> [WHAT TO DO]:
Make an exact copy of all the entries below, with the pictures left out.

> [MATERIAL FOR THIS TASK]:
++++++++
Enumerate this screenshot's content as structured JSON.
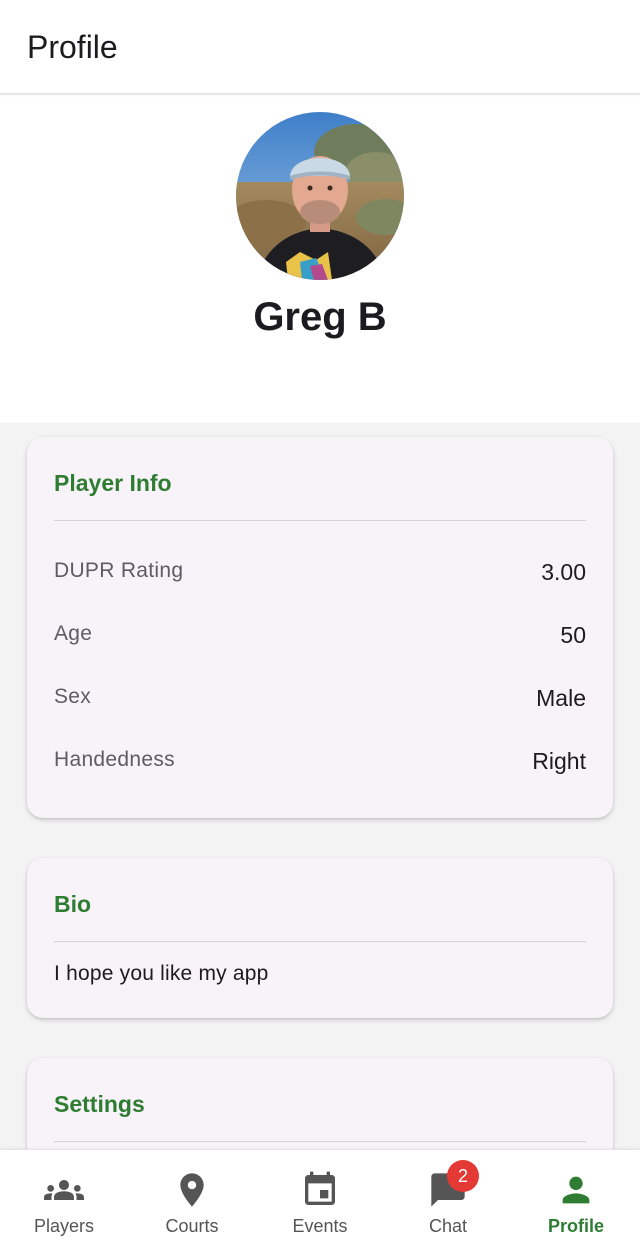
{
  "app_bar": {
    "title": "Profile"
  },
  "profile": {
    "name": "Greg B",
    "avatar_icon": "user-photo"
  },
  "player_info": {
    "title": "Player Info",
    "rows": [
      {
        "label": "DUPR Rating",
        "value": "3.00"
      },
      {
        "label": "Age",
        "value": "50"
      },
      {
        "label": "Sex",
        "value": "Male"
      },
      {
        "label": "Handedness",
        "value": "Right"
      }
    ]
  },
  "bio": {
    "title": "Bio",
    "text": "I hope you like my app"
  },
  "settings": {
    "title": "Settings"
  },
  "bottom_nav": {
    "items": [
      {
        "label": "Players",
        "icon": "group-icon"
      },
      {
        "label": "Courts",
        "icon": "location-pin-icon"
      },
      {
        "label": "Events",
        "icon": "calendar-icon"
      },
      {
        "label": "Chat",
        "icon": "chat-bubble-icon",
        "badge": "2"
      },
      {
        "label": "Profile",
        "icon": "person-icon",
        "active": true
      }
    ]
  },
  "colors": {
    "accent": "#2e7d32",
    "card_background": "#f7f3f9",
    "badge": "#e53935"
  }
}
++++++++
> [ANSWER AREA]:
Enumerate this screenshot's content as structured JSON.
{
  "app_bar": {
    "title": "Profile"
  },
  "profile": {
    "name": "Greg B",
    "avatar_icon": "user-photo"
  },
  "player_info": {
    "title": "Player Info",
    "rows": [
      {
        "label": "DUPR Rating",
        "value": "3.00"
      },
      {
        "label": "Age",
        "value": "50"
      },
      {
        "label": "Sex",
        "value": "Male"
      },
      {
        "label": "Handedness",
        "value": "Right"
      }
    ]
  },
  "bio": {
    "title": "Bio",
    "text": "I hope you like my app"
  },
  "settings": {
    "title": "Settings"
  },
  "bottom_nav": {
    "items": [
      {
        "label": "Players",
        "icon": "group-icon"
      },
      {
        "label": "Courts",
        "icon": "location-pin-icon"
      },
      {
        "label": "Events",
        "icon": "calendar-icon"
      },
      {
        "label": "Chat",
        "icon": "chat-bubble-icon",
        "badge": "2"
      },
      {
        "label": "Profile",
        "icon": "person-icon",
        "active": true
      }
    ]
  },
  "colors": {
    "accent": "#2e7d32",
    "card_background": "#f7f3f9",
    "badge": "#e53935"
  }
}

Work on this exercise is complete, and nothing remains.